Monday, 4 April 2011
Russians continue drinking and smoking themselves to extinction
Russia´s population declined by nearly 3.4 million over the past decade, according to new census figures published last week. An aging and decreasing population will sap much needed economic growth . The populated had 2010 fallen to 142.9 million, from 145.2 million in 2002, when the previous census was taken, and from 146.3 million in 2001, according to Russia’s Federal Statistics Service. Russia is expected to lose an estimated one million workers every year until 2017.
Heavy drinking and smoking are the main reasons for the population decline in Russia.
Russian president Dmitry Medvedev has called alcoholism a "national disaster". He and other Russian leaders have tried to tried to get Russians to drink less, but so far their success has been less than impressive.
Public Radio International reports:
At a popular Italian restaurant near Pushkin Square in Moscow, men and women talk business over margarita pizzas, fettuccine and minestrone soup. It could be a typical business lunch in most any city, except for the beverage that sits chilled on most tables -- a bottle of vodka.
Hard alcohol at lunch is de rigueur in Russia, according to Oxana Egorova, a businesswoman. She said vodka gets your blood flowing better.
In fact, the country is one of the world's largest consumers of alcohol per capita. The average Russian drinks more than twice the maximum amount considered healthy by the World Health Organization. So why do Russians drink so much? Experts say it's a number of factors, including the lack of adequate social services, employment opportunities and depression, among other things. Oxana Egorova said life is difficult in Russia. "That's why they're drinking. It's definitely seen everywhere, everyday."
And Russians do drink -- in public -- at any time of the day. Men and women, young and old, buy tiny bottles of hard alcohol at kiosks on their way to work; women push baby carriages with one hand while holding a liter can of beer in the other, and teenagers sit in parks during the middle of the day, drinking vodka straight out of the bottle.
Nothing has changed since this report was broadcast in 2008:
Unlike drinking patterns prevalent in, say, Mediterranean regions—where wine is regarded as an elixir for enhancing conversation over meals and other social gatherings, and where public drunkenness carries an embarrassing stigma—mind-numbing, stupefying binge drinking of hard spirits is an accepted norm in Russia and greatly increases the danger of fatal injury through falls, traffic accidents, violent confrontations, homicide, suicide, and so on. Further, extreme binge drinking (especially of hard spirits) is associated with stress on the cardiovascular system and heightened risk of CVD mortality.
How many Russians are actually drinkers, and how heavily do they actually drink? Officially, Russia classifies some 7 million out of roughly 120 million persons over 15 years of age, or roughly 6 percent of its adult population, as heavy drinkers. But the numbers are surely higher than this.
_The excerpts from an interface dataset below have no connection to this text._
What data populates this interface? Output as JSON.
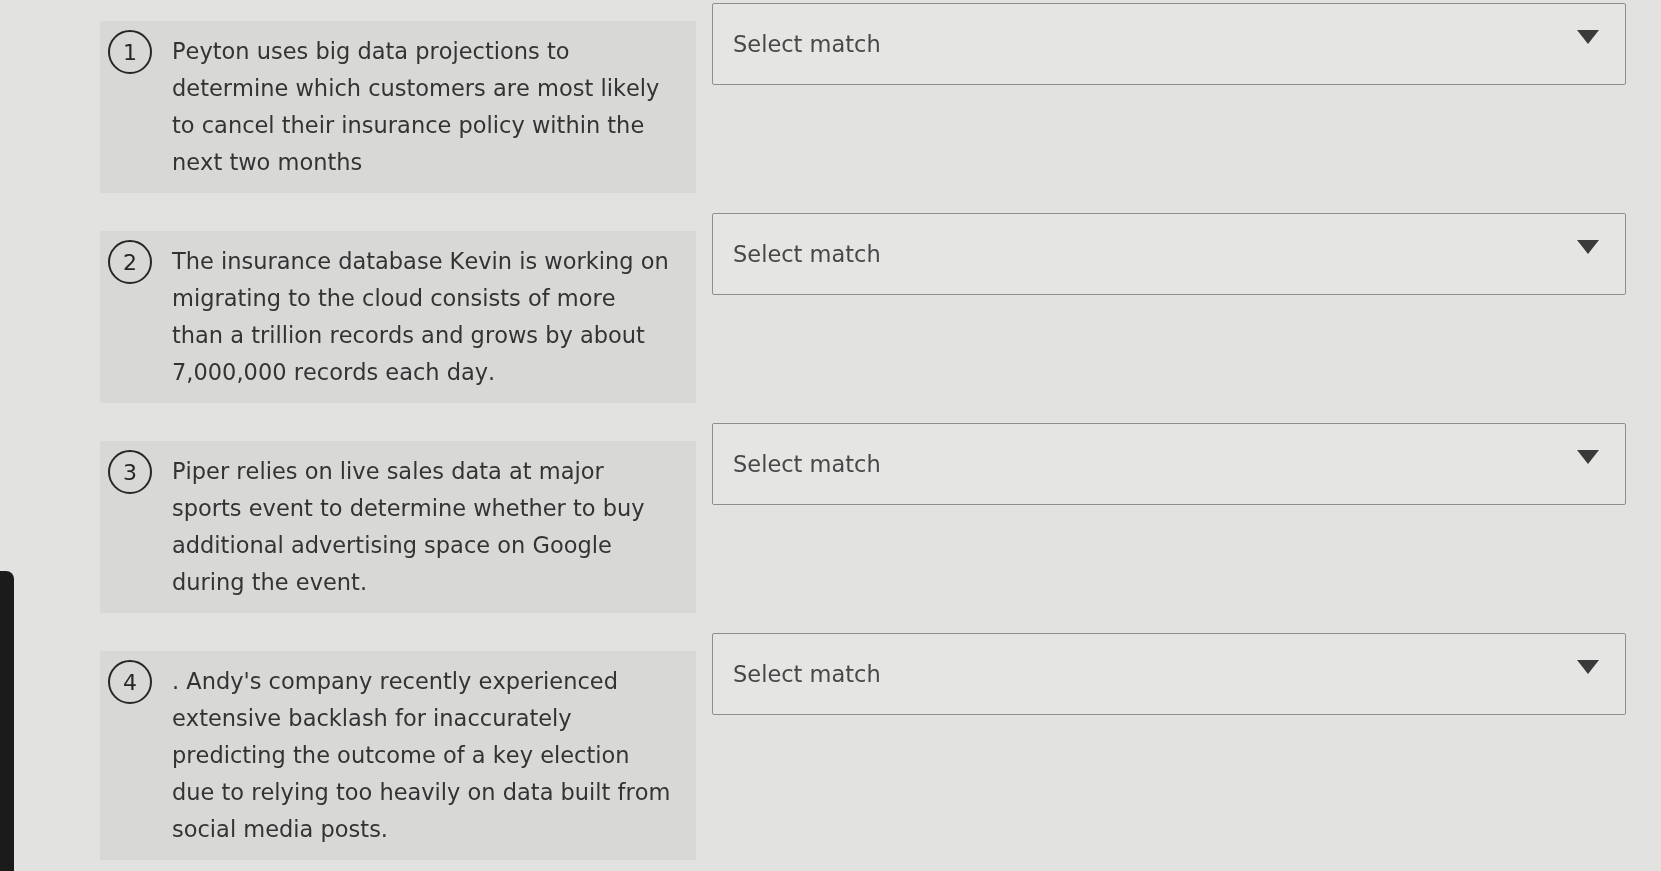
{
  "prompts": [
    {
      "number": "1",
      "text": "Peyton uses big data projections to determine which customers are most likely to cancel their insurance policy within the next two months",
      "match": {
        "placeholder": "Select match"
      }
    },
    {
      "number": "2",
      "text": "The insurance database Kevin is working on migrating to the cloud consists of more than a trillion records and grows by about 7,000,000 records each day.",
      "match": {
        "placeholder": "Select match"
      }
    },
    {
      "number": "3",
      "text": "Piper relies on live sales data at major sports event to determine whether to buy additional advertising space on Google during the event.",
      "match": {
        "placeholder": "Select match"
      }
    },
    {
      "number": "4",
      "text": ". Andy's company recently experienced extensive backlash for inaccurately predicting the outcome of a key election due to relying too heavily on data built from social media posts.",
      "match": {
        "placeholder": "Select match"
      }
    }
  ]
}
According to data compiled by the World Health Organization, as of 2003 Russia was Europe’s heaviest per capita spirits consumer; its reported hard liquor consumption was over four times as high as Portugal’s, three times that of Germany or Spain, and over two and a half times higher than that of France.
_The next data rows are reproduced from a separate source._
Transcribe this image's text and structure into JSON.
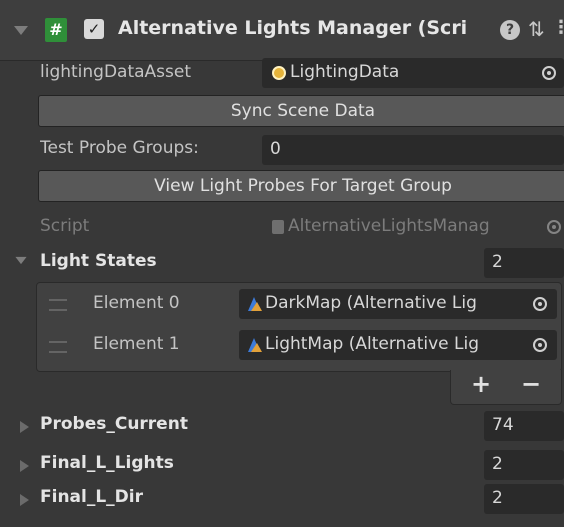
{
  "component": {
    "title": "Alternative Lights Manager (Scri",
    "script_icon": "#",
    "enabled_check": "✓"
  },
  "fields": {
    "lighting_data_asset": {
      "label": "lightingDataAsset",
      "value": "LightingData"
    },
    "sync_button": "Sync Scene Data",
    "test_probe_groups": {
      "label": "Test Probe Groups:",
      "value": "0"
    },
    "view_light_probes_button": "View Light Probes For Target Group",
    "script": {
      "label": "Script",
      "value": "AlternativeLightsManag"
    }
  },
  "light_states": {
    "label": "Light States",
    "count": "2",
    "elements": [
      {
        "label": "Element 0",
        "value": "DarkMap (Alternative Lig"
      },
      {
        "label": "Element 1",
        "value": "LightMap (Alternative Lig"
      }
    ],
    "add": "+",
    "remove": "−"
  },
  "foldouts": [
    {
      "label": "Probes_Current",
      "value": "74"
    },
    {
      "label": "Final_L_Lights",
      "value": "2"
    },
    {
      "label": "Final_L_Dir",
      "value": "2"
    }
  ],
  "colors": {
    "background": "#383838",
    "field": "#2a2a2a",
    "button": "#585858",
    "script_icon": "#2f8f39"
  },
  "icons": [
    "collapse-triangle-icon",
    "script-icon",
    "checkbox-icon",
    "help-icon",
    "preset-icon",
    "menu-icon",
    "lighting-data-icon",
    "object-picker-icon",
    "script-asset-icon",
    "scriptable-object-icon",
    "drag-handle-icon",
    "foldout-triangle-icon"
  ]
}
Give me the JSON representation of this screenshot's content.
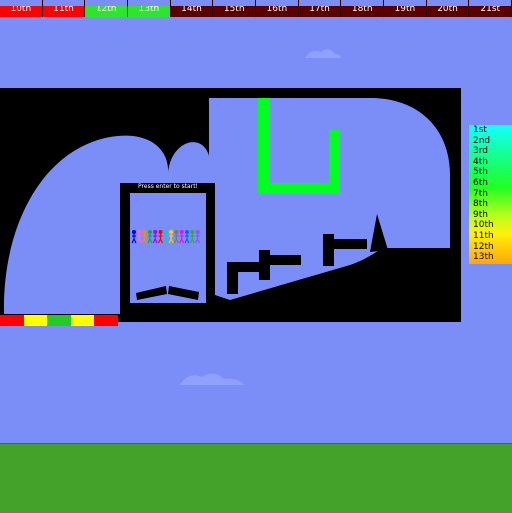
{
  "top_bar": {
    "places": [
      {
        "label": "10th",
        "color": "#ff0000"
      },
      {
        "label": "11th",
        "color": "#ff0000"
      },
      {
        "label": "12th",
        "color": "#2ee52e"
      },
      {
        "label": "13th",
        "color": "#2ee52e"
      },
      {
        "label": "14th",
        "color": "#5a0000"
      },
      {
        "label": "15th",
        "color": "#5a0000"
      },
      {
        "label": "16th",
        "color": "#5a0000"
      },
      {
        "label": "17th",
        "color": "#5a0000"
      },
      {
        "label": "18th",
        "color": "#5a0000"
      },
      {
        "label": "19th",
        "color": "#5a0000"
      },
      {
        "label": "20th",
        "color": "#5a0000"
      },
      {
        "label": "21st",
        "color": "#5a0000"
      }
    ]
  },
  "start_prompt": "Press enter to start!",
  "ranking_panel": {
    "places": [
      "1st",
      "2nd",
      "3rd",
      "4th",
      "5th",
      "6th",
      "7th",
      "8th",
      "9th",
      "10th",
      "11th",
      "12th",
      "13th"
    ]
  },
  "start_stripe_colors": [
    "#ff0000",
    "#ffff00",
    "#22cc22",
    "#ffff00",
    "#ff0000"
  ],
  "runner_colors": [
    "#0000ff",
    "#ff66cc",
    "#ff8800",
    "#00aa55",
    "#aa00ff",
    "#ff0000",
    "#00cccc",
    "#ffcc00",
    "#777777",
    "#ff00ff",
    "#0066ff",
    "#33aa33",
    "#8855ff"
  ],
  "colors": {
    "sky": "#7b8ef8",
    "track": "#000000",
    "ground": "#44a12a",
    "goal_bracket": "#00ff1e"
  }
}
Yet even these numbers may substantially understate hard spirit use in Russia, since the WHO figures follow only the retail sale of hard liquor. But samogon—home-brew, or “moonshine”—is, according to some Russian researchers, a huge component of the country’s overall intake. Professor Alexander Nemstov, perhaps Russia’s leading specialist in this area, argues that Russia’s adult population—women as well as men—puts down the equivalent of a bottle of vodka per week.
From the epidemiological standpoint, local-level studies have offered fairly chilling proof that alcohol is a direct factor in premature mortality. One forensic investigation of blood alcohol content by a medical examiner’s office in a city in the Urals, for example, indicated that over 40 percent of the younger male decedents evaluated had probably been alcohol-impaired or severely intoxicated at the time of death—including one quarter of the deaths from heart disease and over half of those from accidents or injuries. But medical and epidemiological studies have also demonstrated that, in addition to its many deaths from consumption of ordinary alcohol, Russia also suffers a grisly toll from alcohol poisoning, as the country’s drinkers, in their desperate quest for intoxication, down not only sometimes severely impure samogon, but also perfumes, alcohol-based medicines, cleaning solutions, and other deadly liquids. Death rates from such alcohol poisoning appear to be at least one hundred times higher in Russia than the United States—this despite the fact that the retail price in Russia today is lower for a liter of vodka than a liter of milk.
Read the entire World Affairs Journal article here.